_TASK DETAILS_
Only the lines that contain the string "text" belong in the answer; pull them from the records.

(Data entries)

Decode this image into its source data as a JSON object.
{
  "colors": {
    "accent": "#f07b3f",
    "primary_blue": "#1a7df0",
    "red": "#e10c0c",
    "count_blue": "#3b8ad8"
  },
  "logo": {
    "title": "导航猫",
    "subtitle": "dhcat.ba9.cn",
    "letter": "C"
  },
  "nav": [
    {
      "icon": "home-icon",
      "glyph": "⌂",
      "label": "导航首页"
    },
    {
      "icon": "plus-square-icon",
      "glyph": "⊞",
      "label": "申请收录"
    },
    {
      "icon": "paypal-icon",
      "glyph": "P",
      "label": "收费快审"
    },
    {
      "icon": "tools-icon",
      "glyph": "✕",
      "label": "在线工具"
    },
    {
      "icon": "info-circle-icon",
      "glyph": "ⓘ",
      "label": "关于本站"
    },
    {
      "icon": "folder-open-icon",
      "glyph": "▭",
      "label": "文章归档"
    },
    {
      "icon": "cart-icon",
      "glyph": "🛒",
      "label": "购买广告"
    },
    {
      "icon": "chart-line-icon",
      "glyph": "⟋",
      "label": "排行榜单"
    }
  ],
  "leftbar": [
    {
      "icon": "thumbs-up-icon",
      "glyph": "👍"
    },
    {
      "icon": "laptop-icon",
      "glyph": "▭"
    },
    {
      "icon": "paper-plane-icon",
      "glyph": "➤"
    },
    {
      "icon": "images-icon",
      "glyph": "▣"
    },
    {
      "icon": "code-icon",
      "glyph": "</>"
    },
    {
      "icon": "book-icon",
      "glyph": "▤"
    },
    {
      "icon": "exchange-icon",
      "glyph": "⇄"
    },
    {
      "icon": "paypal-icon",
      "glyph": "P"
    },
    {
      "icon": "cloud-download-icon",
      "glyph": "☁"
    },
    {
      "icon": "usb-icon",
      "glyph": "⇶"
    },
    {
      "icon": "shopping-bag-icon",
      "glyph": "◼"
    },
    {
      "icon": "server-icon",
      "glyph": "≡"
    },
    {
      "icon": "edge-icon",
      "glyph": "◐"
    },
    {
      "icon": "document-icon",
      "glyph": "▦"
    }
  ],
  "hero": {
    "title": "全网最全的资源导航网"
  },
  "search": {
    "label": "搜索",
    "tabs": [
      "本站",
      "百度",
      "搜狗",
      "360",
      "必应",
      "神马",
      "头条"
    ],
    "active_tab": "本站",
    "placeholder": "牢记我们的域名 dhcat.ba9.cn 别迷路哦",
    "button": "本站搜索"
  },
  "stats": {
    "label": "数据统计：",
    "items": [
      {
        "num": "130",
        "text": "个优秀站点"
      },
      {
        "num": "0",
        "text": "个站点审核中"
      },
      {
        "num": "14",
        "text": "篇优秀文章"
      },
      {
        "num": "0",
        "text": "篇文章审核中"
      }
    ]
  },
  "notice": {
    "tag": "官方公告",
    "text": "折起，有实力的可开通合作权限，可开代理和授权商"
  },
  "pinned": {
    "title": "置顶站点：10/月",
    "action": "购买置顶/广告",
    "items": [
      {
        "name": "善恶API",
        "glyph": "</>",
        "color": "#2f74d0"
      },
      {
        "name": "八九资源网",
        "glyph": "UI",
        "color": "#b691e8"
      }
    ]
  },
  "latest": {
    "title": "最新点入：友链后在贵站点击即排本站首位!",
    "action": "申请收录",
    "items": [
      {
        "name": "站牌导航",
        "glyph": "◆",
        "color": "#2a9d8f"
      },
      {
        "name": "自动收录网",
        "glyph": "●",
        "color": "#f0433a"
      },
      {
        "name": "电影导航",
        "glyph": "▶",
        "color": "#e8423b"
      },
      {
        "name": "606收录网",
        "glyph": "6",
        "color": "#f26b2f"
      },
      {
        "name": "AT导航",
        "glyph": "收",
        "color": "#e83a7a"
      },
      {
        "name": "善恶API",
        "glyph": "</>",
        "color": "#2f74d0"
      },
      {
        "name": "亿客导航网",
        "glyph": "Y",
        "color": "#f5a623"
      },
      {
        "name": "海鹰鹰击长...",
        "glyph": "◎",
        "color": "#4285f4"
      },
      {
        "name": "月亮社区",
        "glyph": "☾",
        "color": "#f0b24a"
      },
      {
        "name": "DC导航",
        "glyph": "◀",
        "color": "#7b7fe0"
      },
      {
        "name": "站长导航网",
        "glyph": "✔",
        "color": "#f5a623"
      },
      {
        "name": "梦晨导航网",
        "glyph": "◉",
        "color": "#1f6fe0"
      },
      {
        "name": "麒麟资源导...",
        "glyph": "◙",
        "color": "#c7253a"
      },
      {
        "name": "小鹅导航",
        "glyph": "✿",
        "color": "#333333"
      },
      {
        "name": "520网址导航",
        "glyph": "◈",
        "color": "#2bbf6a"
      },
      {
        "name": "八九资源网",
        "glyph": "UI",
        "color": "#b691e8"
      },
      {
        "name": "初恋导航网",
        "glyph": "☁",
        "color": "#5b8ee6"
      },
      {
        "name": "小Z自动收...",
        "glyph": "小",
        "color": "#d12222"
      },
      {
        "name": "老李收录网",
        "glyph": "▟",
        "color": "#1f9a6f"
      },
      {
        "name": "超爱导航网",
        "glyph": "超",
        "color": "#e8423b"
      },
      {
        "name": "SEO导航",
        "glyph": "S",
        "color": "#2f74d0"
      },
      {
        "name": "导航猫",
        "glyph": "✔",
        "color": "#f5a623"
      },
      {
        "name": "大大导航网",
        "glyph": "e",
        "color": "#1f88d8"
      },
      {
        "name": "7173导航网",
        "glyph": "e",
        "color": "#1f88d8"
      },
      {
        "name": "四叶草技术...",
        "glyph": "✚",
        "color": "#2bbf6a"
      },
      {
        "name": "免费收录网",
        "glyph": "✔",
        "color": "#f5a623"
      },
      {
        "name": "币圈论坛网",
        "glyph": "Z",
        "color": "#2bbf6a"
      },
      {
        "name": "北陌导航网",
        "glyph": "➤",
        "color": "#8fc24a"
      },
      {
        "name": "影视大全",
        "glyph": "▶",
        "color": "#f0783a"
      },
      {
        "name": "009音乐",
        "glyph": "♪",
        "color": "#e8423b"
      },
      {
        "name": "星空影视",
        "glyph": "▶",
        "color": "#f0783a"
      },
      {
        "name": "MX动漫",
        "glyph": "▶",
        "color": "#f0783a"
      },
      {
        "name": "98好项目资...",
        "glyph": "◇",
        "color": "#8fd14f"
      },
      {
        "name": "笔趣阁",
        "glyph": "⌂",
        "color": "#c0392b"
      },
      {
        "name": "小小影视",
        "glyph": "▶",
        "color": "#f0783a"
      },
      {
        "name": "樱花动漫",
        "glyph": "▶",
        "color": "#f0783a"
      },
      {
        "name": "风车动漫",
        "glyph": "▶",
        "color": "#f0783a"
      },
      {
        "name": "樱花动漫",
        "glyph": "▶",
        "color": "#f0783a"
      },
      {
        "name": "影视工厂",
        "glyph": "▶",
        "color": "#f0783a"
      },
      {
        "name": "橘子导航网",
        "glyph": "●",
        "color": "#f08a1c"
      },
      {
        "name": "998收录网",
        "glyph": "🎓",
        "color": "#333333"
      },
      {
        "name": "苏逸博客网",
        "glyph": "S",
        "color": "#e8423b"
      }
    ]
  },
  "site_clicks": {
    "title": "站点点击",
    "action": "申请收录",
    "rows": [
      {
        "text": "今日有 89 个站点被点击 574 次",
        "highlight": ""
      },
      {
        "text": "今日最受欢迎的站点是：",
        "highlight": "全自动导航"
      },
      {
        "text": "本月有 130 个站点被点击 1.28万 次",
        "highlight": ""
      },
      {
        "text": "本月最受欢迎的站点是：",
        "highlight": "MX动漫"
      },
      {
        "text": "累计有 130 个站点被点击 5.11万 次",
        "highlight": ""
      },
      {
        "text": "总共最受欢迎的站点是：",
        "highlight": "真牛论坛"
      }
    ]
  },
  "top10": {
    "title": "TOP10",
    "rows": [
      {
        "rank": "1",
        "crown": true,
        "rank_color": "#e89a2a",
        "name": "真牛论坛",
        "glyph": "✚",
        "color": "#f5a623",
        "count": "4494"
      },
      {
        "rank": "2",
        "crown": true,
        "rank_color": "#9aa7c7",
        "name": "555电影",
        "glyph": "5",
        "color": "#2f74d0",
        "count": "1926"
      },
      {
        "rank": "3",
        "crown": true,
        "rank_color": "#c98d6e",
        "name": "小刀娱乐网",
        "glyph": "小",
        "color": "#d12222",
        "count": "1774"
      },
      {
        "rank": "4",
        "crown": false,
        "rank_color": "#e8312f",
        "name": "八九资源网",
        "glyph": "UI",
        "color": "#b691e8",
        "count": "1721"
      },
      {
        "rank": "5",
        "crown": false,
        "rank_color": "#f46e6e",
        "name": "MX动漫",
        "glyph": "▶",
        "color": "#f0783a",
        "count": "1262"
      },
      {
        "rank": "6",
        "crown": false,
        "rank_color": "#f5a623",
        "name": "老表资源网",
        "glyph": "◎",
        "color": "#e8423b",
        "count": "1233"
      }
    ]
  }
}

_SOLUTION FOR THIS PROBLEM_
        "text": "个优秀站点"
        "text": "个站点审核中"
        "text": "篇优秀文章"
        "text": "篇文章审核中"
    "text": "折起，有实力的可开通合作权限，可开代理和授权商"
        "text": "今日有 89 个站点被点击 574 次",
        "text": "今日最受欢迎的站点是：",
        "text": "本月有 130 个站点被点击 1.28万 次",
        "text": "本月最受欢迎的站点是：",
        "text": "累计有 130 个站点被点击 5.11万 次",
        "text": "总共最受欢迎的站点是：",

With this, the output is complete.